*Work required:* Since pictures are not wanted, repeat only the text of the records, word for word.
══════════
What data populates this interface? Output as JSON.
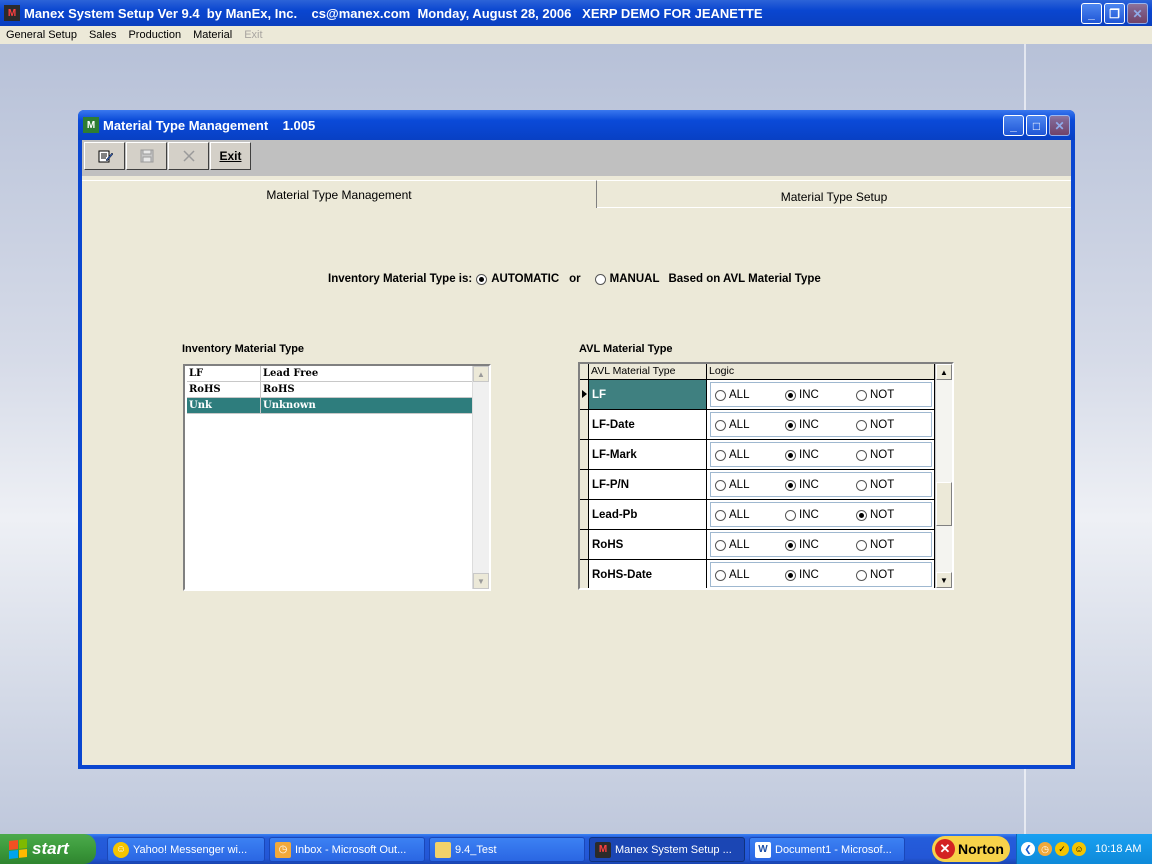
{
  "app": {
    "title": "Manex System Setup Ver 9.4  by ManEx, Inc.    cs@manex.com  Monday, August 28, 2006   XERP DEMO FOR JEANETTE",
    "logo": "M"
  },
  "menu": {
    "items": [
      {
        "label": "General Setup",
        "enabled": true
      },
      {
        "label": "Sales",
        "enabled": true
      },
      {
        "label": "Production",
        "enabled": true
      },
      {
        "label": "Material",
        "enabled": true
      },
      {
        "label": "Exit",
        "enabled": false
      }
    ]
  },
  "window": {
    "title": "Material Type Management    1.005",
    "toolbar": {
      "edit_icon": "edit-icon",
      "save_icon": "save-icon",
      "cancel_icon": "cancel-icon",
      "exit_label": "Exit"
    },
    "tabs": [
      {
        "label": "Material Type Management",
        "active": true
      },
      {
        "label": "Material Type Setup",
        "active": false
      }
    ],
    "inv_type": {
      "prefix": "Inventory Material Type is:",
      "automatic": "AUTOMATIC",
      "or": "or",
      "manual": "MANUAL",
      "suffix": "Based on AVL Material Type",
      "selected": "AUTOMATIC"
    },
    "inventory": {
      "label": "Inventory Material Type",
      "rows": [
        {
          "code": "LF",
          "description": "Lead Free",
          "selected": false
        },
        {
          "code": "RoHS",
          "description": "RoHS",
          "selected": false
        },
        {
          "code": "Unk",
          "description": "Unknown",
          "selected": true
        }
      ]
    },
    "avl": {
      "label": "AVL Material Type",
      "columns": [
        "AVL Material Type",
        "Logic"
      ],
      "options": [
        "ALL",
        "INC",
        "NOT"
      ],
      "rows": [
        {
          "type": "LF",
          "logic": "INC",
          "current": true
        },
        {
          "type": "LF-Date",
          "logic": "INC",
          "current": false
        },
        {
          "type": "LF-Mark",
          "logic": "INC",
          "current": false
        },
        {
          "type": "LF-P/N",
          "logic": "INC",
          "current": false
        },
        {
          "type": "Lead-Pb",
          "logic": "NOT",
          "current": false
        },
        {
          "type": "RoHS",
          "logic": "INC",
          "current": false
        },
        {
          "type": "RoHS-Date",
          "logic": "INC",
          "current": false
        }
      ]
    }
  },
  "taskbar": {
    "start_label": "start",
    "tasks": [
      {
        "label": "Yahoo! Messenger wi...",
        "icon": "yahoo-messenger-icon",
        "active": false
      },
      {
        "label": "Inbox - Microsoft Out...",
        "icon": "outlook-icon",
        "active": false
      },
      {
        "label": "9.4_Test",
        "icon": "folder-icon",
        "active": false
      },
      {
        "label": "Manex System Setup ...",
        "icon": "manex-icon",
        "active": true
      },
      {
        "label": "Document1 - Microsof...",
        "icon": "word-icon",
        "active": false
      }
    ],
    "norton_label": "Norton",
    "clock": "10:18 AM"
  }
}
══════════
*Answer for the task:*
What data populates this interface? Output as JSON.
{
  "app": {
    "title": "Manex System Setup Ver 9.4  by ManEx, Inc.    cs@manex.com  Monday, August 28, 2006   XERP DEMO FOR JEANETTE",
    "logo": "M"
  },
  "menu": {
    "items": [
      {
        "label": "General Setup",
        "enabled": true
      },
      {
        "label": "Sales",
        "enabled": true
      },
      {
        "label": "Production",
        "enabled": true
      },
      {
        "label": "Material",
        "enabled": true
      },
      {
        "label": "Exit",
        "enabled": false
      }
    ]
  },
  "window": {
    "title": "Material Type Management    1.005",
    "toolbar": {
      "edit_icon": "edit-icon",
      "save_icon": "save-icon",
      "cancel_icon": "cancel-icon",
      "exit_label": "Exit"
    },
    "tabs": [
      {
        "label": "Material Type Management",
        "active": true
      },
      {
        "label": "Material Type Setup",
        "active": false
      }
    ],
    "inv_type": {
      "prefix": "Inventory Material Type is:",
      "automatic": "AUTOMATIC",
      "or": "or",
      "manual": "MANUAL",
      "suffix": "Based on AVL Material Type",
      "selected": "AUTOMATIC"
    },
    "inventory": {
      "label": "Inventory Material Type",
      "rows": [
        {
          "code": "LF",
          "description": "Lead Free",
          "selected": false
        },
        {
          "code": "RoHS",
          "description": "RoHS",
          "selected": false
        },
        {
          "code": "Unk",
          "description": "Unknown",
          "selected": true
        }
      ]
    },
    "avl": {
      "label": "AVL Material Type",
      "columns": [
        "AVL Material Type",
        "Logic"
      ],
      "options": [
        "ALL",
        "INC",
        "NOT"
      ],
      "rows": [
        {
          "type": "LF",
          "logic": "INC",
          "current": true
        },
        {
          "type": "LF-Date",
          "logic": "INC",
          "current": false
        },
        {
          "type": "LF-Mark",
          "logic": "INC",
          "current": false
        },
        {
          "type": "LF-P/N",
          "logic": "INC",
          "current": false
        },
        {
          "type": "Lead-Pb",
          "logic": "NOT",
          "current": false
        },
        {
          "type": "RoHS",
          "logic": "INC",
          "current": false
        },
        {
          "type": "RoHS-Date",
          "logic": "INC",
          "current": false
        }
      ]
    }
  },
  "taskbar": {
    "start_label": "start",
    "tasks": [
      {
        "label": "Yahoo! Messenger wi...",
        "icon": "yahoo-messenger-icon",
        "active": false
      },
      {
        "label": "Inbox - Microsoft Out...",
        "icon": "outlook-icon",
        "active": false
      },
      {
        "label": "9.4_Test",
        "icon": "folder-icon",
        "active": false
      },
      {
        "label": "Manex System Setup ...",
        "icon": "manex-icon",
        "active": true
      },
      {
        "label": "Document1 - Microsof...",
        "icon": "word-icon",
        "active": false
      }
    ],
    "norton_label": "Norton",
    "clock": "10:18 AM"
  }
}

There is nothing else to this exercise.